%%

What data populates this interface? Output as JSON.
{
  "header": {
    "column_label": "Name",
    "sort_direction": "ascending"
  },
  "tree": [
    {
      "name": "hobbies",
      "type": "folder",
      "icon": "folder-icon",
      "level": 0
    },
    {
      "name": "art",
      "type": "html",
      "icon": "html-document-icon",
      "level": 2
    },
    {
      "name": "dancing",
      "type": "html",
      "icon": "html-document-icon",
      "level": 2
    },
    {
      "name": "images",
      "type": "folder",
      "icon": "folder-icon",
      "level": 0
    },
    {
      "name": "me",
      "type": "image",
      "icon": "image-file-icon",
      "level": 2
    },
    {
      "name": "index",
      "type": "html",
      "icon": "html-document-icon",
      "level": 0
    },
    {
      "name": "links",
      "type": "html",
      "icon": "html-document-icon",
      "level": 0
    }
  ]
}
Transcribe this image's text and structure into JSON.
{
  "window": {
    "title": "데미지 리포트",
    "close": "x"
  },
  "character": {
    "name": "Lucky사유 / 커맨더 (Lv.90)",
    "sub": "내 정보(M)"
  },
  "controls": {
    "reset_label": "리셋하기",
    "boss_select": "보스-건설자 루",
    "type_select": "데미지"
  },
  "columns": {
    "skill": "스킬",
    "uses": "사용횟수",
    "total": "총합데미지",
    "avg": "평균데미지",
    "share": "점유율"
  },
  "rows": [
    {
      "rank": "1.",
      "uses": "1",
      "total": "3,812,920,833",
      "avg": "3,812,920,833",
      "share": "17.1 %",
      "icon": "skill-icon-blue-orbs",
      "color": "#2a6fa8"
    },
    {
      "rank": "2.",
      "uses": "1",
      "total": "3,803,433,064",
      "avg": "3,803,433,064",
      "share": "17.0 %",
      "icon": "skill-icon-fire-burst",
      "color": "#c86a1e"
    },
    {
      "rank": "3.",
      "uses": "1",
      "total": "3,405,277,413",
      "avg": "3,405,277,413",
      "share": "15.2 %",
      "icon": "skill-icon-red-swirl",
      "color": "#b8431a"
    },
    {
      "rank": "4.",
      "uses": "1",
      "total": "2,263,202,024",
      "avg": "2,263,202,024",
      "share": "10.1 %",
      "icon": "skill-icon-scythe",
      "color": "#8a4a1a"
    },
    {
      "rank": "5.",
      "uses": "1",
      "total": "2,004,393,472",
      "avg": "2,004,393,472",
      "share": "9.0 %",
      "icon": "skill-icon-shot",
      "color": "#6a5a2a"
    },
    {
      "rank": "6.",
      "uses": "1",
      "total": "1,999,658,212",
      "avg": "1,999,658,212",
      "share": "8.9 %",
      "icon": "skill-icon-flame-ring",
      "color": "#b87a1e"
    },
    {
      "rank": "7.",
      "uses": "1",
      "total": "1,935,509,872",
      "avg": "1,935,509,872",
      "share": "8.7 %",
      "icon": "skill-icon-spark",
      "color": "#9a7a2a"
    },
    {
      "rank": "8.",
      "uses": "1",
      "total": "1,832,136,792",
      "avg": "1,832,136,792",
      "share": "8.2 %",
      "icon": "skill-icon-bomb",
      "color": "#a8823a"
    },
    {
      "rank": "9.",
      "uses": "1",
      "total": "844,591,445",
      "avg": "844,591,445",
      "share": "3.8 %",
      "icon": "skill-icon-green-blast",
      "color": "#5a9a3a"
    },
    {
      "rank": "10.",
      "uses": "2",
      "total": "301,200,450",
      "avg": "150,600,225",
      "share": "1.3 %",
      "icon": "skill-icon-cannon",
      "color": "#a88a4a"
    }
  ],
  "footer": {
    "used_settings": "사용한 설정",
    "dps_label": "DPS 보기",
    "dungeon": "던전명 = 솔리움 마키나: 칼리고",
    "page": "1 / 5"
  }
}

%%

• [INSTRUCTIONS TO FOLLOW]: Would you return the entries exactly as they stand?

• [WRITTEN RESPONSE]:
What data populates this interface? Output as JSON.
{
  "header": {
    "column_label": "Name",
    "sort_direction": "ascending"
  },
  "tree": [
    {
      "name": "hobbies",
      "type": "folder",
      "icon": "folder-icon",
      "level": 0
    },
    {
      "name": "art",
      "type": "html",
      "icon": "html-document-icon",
      "level": 2
    },
    {
      "name": "dancing",
      "type": "html",
      "icon": "html-document-icon",
      "level": 2
    },
    {
      "name": "images",
      "type": "folder",
      "icon": "folder-icon",
      "level": 0
    },
    {
      "name": "me",
      "type": "image",
      "icon": "image-file-icon",
      "level": 2
    },
    {
      "name": "index",
      "type": "html",
      "icon": "html-document-icon",
      "level": 0
    },
    {
      "name": "links",
      "type": "html",
      "icon": "html-document-icon",
      "level": 0
    }
  ]
}
Transcribe this image's text and structure into JSON.
{
  "window": {
    "title": "데미지 리포트",
    "close": "x"
  },
  "character": {
    "name": "Lucky사유 / 커맨더 (Lv.90)",
    "sub": "내 정보(M)"
  },
  "controls": {
    "reset_label": "리셋하기",
    "boss_select": "보스-건설자 루",
    "type_select": "데미지"
  },
  "columns": {
    "skill": "스킬",
    "uses": "사용횟수",
    "total": "총합데미지",
    "avg": "평균데미지",
    "share": "점유율"
  },
  "rows": [
    {
      "rank": "1.",
      "uses": "1",
      "total": "3,812,920,833",
      "avg": "3,812,920,833",
      "share": "17.1 %",
      "icon": "skill-icon-blue-orbs",
      "color": "#2a6fa8"
    },
    {
      "rank": "2.",
      "uses": "1",
      "total": "3,803,433,064",
      "avg": "3,803,433,064",
      "share": "17.0 %",
      "icon": "skill-icon-fire-burst",
      "color": "#c86a1e"
    },
    {
      "rank": "3.",
      "uses": "1",
      "total": "3,405,277,413",
      "avg": "3,405,277,413",
      "share": "15.2 %",
      "icon": "skill-icon-red-swirl",
      "color": "#b8431a"
    },
    {
      "rank": "4.",
      "uses": "1",
      "total": "2,263,202,024",
      "avg": "2,263,202,024",
      "share": "10.1 %",
      "icon": "skill-icon-scythe",
      "color": "#8a4a1a"
    },
    {
      "rank": "5.",
      "uses": "1",
      "total": "2,004,393,472",
      "avg": "2,004,393,472",
      "share": "9.0 %",
      "icon": "skill-icon-shot",
      "color": "#6a5a2a"
    },
    {
      "rank": "6.",
      "uses": "1",
      "total": "1,999,658,212",
      "avg": "1,999,658,212",
      "share": "8.9 %",
      "icon": "skill-icon-flame-ring",
      "color": "#b87a1e"
    },
    {
      "rank": "7.",
      "uses": "1",
      "total": "1,935,509,872",
      "avg": "1,935,509,872",
      "share": "8.7 %",
      "icon": "skill-icon-spark",
      "color": "#9a7a2a"
    },
    {
      "rank": "8.",
      "uses": "1",
      "total": "1,832,136,792",
      "avg": "1,832,136,792",
      "share": "8.2 %",
      "icon": "skill-icon-bomb",
      "color": "#a8823a"
    },
    {
      "rank": "9.",
      "uses": "1",
      "total": "844,591,445",
      "avg": "844,591,445",
      "share": "3.8 %",
      "icon": "skill-icon-green-blast",
      "color": "#5a9a3a"
    },
    {
      "rank": "10.",
      "uses": "2",
      "total": "301,200,450",
      "avg": "150,600,225",
      "share": "1.3 %",
      "icon": "skill-icon-cannon",
      "color": "#a88a4a"
    }
  ],
  "footer": {
    "used_settings": "사용한 설정",
    "dps_label": "DPS 보기",
    "dungeon": "던전명 = 솔리움 마키나: 칼리고",
    "page": "1 / 5"
  }
}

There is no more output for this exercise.